> [ASSIGNED TASK]:
Only a number is wanted here: how many lines in the entries below contain the word "JSON".
•••
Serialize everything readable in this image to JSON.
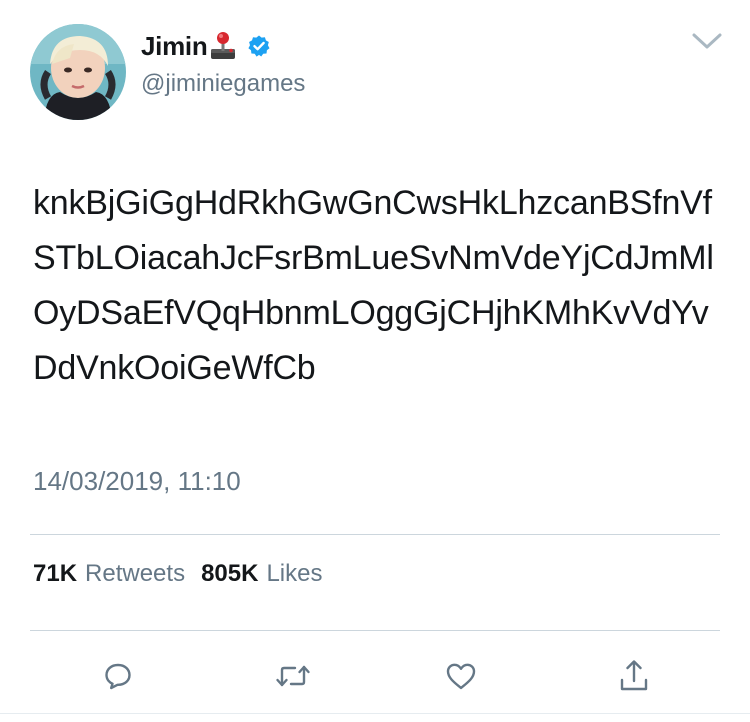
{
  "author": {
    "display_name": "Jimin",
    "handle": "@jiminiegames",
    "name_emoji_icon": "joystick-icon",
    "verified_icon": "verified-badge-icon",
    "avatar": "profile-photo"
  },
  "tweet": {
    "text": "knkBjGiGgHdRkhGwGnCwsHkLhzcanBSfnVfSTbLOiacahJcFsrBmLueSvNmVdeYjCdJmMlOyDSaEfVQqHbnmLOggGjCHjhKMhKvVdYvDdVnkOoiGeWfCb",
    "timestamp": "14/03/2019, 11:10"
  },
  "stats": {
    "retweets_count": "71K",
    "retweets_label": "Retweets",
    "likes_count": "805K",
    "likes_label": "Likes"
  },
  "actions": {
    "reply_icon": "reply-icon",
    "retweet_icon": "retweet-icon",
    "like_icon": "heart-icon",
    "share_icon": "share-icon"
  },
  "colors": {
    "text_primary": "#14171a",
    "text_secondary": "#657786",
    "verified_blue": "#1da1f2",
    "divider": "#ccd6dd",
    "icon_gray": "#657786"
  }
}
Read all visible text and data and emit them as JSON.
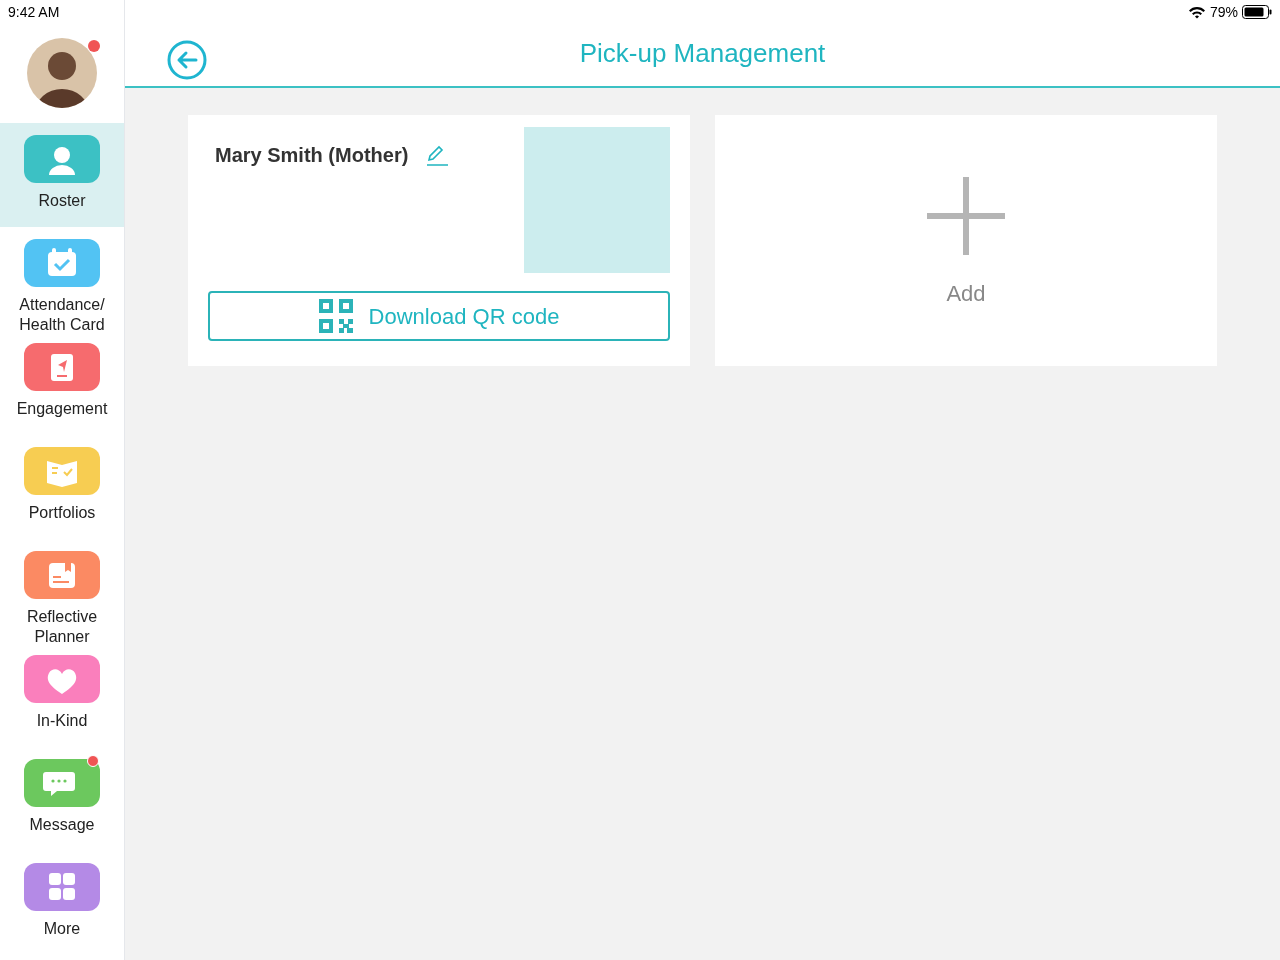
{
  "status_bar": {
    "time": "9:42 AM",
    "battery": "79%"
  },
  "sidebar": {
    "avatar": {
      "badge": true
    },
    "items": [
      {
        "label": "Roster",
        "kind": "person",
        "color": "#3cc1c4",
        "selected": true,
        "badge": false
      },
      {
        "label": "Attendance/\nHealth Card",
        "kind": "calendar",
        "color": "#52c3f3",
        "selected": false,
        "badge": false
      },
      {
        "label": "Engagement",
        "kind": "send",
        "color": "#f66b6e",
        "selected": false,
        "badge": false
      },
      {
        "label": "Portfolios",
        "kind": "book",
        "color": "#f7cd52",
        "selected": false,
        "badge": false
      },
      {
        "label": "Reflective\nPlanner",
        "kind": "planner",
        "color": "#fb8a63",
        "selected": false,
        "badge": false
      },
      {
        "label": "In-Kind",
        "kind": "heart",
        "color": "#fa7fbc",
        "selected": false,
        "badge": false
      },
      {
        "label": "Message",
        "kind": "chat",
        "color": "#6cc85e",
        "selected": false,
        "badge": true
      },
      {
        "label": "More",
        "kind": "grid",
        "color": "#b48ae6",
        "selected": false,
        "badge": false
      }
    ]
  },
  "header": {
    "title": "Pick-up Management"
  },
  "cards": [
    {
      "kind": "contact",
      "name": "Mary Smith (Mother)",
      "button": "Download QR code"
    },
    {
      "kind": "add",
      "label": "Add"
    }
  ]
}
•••
> [RESULT FOR THIS EXERCISE]:
2